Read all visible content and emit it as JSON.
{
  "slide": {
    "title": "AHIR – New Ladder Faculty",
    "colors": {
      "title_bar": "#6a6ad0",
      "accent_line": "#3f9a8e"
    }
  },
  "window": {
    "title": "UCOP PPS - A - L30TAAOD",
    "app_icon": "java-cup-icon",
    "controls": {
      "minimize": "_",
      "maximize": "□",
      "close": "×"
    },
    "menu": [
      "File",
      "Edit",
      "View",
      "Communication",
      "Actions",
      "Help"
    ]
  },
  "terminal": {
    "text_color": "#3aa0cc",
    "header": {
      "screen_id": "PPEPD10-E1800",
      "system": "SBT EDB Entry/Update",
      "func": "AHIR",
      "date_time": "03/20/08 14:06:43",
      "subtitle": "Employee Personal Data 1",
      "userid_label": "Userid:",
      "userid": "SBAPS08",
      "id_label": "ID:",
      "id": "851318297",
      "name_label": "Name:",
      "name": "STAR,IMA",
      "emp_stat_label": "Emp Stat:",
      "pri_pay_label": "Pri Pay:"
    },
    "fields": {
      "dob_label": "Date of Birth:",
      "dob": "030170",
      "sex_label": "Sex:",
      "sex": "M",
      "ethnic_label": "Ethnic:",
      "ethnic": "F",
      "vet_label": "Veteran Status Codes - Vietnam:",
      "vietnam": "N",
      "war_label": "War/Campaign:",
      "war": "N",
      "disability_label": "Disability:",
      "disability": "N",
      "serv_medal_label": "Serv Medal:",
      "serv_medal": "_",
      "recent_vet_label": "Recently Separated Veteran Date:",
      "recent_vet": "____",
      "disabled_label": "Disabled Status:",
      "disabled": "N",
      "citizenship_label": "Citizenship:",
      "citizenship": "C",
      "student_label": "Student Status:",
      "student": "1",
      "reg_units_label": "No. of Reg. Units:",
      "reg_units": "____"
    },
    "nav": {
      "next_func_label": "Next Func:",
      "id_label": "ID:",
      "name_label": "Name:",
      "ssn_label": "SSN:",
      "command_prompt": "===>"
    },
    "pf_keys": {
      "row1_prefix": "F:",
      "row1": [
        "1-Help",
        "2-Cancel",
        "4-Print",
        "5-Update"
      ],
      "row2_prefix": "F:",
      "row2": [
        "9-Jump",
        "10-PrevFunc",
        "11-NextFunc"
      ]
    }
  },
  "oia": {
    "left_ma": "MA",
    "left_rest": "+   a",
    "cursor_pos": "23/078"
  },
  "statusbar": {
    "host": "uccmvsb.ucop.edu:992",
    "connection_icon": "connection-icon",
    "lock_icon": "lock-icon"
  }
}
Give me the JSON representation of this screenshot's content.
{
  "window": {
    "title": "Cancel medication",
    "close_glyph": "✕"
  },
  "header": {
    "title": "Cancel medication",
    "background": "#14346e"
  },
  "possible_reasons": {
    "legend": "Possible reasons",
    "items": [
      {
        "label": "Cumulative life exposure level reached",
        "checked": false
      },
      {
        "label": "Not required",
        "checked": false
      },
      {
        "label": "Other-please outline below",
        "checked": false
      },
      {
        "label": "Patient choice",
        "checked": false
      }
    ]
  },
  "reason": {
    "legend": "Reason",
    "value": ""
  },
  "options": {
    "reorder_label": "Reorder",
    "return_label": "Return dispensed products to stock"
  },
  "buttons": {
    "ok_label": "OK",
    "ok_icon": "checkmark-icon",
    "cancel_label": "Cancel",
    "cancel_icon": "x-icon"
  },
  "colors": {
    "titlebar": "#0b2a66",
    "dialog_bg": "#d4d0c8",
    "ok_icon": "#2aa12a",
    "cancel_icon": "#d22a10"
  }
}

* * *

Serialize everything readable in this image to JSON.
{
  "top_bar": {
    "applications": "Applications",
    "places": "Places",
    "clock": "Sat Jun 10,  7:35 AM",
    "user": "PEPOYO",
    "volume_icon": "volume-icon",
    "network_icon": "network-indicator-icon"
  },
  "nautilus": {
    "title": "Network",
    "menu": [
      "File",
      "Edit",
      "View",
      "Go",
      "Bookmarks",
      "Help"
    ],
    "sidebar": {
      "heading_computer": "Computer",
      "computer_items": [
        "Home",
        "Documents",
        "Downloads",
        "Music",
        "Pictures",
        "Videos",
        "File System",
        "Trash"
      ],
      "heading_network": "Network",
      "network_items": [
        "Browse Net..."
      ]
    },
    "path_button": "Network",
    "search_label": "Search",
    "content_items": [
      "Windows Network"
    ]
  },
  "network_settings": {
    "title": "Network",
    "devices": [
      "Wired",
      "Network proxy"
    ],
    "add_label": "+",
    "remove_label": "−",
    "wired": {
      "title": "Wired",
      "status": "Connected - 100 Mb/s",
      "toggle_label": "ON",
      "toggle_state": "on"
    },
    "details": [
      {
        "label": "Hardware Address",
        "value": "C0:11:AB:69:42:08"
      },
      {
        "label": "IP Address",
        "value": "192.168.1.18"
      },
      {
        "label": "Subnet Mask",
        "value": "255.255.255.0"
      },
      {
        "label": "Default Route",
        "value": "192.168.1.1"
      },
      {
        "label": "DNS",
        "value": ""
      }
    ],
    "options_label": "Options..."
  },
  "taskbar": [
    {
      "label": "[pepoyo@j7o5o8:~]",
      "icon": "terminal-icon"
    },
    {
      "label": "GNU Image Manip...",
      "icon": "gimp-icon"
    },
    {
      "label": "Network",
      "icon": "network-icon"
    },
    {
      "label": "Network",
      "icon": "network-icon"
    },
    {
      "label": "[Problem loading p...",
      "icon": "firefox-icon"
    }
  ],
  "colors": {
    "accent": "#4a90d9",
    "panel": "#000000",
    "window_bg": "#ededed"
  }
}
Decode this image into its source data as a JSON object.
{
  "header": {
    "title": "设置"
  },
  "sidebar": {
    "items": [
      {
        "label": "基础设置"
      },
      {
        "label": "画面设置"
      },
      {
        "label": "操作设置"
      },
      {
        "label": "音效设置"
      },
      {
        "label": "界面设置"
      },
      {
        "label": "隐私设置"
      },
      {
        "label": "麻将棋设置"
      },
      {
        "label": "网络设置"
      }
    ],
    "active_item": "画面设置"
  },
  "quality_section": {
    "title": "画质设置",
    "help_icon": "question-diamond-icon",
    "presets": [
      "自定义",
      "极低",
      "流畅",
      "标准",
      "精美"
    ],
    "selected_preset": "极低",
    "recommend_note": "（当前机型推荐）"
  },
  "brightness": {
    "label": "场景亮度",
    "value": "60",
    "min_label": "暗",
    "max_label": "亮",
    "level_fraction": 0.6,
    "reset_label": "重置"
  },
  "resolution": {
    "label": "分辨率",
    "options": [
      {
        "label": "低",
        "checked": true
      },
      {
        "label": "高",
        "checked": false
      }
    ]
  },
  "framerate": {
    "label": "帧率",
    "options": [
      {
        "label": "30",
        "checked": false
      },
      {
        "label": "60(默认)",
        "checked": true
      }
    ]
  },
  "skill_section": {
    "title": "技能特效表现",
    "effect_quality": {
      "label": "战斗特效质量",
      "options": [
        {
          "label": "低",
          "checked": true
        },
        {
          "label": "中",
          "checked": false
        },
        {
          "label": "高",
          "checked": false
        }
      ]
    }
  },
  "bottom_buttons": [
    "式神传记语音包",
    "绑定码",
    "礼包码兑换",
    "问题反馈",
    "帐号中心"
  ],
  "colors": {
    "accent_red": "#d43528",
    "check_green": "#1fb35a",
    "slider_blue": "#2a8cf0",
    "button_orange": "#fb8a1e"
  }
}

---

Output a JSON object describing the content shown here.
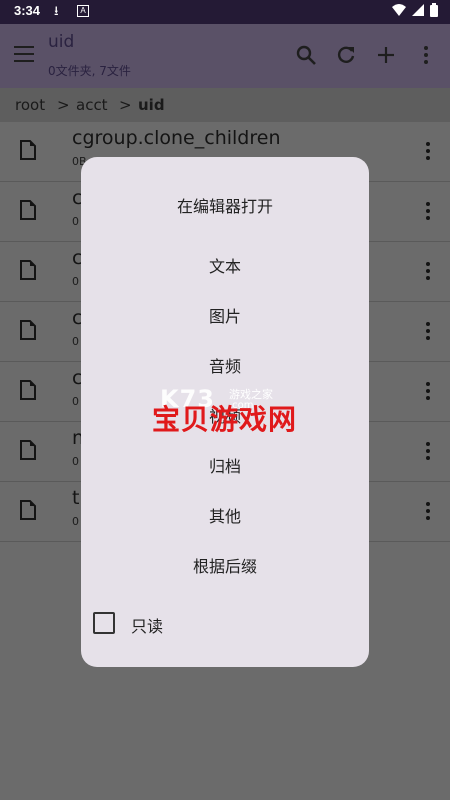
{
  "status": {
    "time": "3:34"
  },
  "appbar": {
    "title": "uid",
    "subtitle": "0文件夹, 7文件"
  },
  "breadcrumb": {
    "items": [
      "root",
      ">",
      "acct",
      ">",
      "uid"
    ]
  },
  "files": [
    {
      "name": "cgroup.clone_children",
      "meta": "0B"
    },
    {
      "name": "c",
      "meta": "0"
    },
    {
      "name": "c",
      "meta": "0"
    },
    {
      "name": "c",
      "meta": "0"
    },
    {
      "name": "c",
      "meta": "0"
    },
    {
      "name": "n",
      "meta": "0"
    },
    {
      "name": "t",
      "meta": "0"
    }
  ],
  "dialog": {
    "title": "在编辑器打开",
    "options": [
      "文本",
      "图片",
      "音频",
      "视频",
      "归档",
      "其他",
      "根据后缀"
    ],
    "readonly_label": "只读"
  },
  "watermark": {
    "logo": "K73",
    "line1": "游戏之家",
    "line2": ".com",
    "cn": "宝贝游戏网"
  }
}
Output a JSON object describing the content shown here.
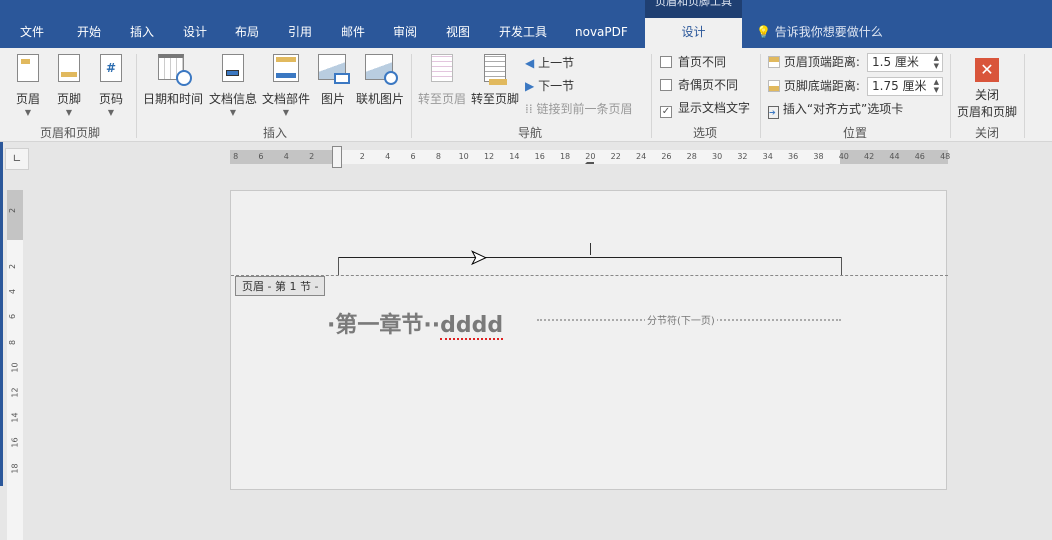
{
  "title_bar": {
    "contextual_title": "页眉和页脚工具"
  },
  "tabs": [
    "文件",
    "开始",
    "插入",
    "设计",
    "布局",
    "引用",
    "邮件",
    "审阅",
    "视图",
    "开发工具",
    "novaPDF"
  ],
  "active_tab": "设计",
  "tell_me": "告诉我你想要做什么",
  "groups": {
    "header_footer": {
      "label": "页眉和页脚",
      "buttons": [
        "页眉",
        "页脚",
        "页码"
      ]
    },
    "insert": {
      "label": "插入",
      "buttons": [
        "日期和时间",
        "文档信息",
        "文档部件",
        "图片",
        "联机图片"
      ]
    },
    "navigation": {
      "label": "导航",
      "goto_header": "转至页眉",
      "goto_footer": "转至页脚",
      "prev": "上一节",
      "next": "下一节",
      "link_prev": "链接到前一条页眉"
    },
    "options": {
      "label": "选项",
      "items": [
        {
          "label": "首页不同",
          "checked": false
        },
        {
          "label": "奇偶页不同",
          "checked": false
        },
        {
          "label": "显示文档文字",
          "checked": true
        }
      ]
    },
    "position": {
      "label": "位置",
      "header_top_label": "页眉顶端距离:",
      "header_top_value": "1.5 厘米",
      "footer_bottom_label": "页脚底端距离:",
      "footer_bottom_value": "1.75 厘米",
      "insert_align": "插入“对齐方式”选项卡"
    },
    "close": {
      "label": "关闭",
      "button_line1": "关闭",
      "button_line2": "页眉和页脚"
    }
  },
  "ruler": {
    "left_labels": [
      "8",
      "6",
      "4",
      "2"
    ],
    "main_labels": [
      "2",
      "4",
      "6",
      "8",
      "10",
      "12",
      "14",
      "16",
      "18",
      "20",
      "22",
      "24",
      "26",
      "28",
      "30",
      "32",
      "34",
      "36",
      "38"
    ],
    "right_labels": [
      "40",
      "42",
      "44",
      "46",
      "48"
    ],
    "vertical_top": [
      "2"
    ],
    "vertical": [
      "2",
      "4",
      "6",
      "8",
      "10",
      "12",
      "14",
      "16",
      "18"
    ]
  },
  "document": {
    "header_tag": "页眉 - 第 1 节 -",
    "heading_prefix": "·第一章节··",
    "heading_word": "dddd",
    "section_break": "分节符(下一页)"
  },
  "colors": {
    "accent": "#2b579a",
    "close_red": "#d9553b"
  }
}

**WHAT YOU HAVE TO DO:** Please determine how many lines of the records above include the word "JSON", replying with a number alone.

**TASK RESULT:** 6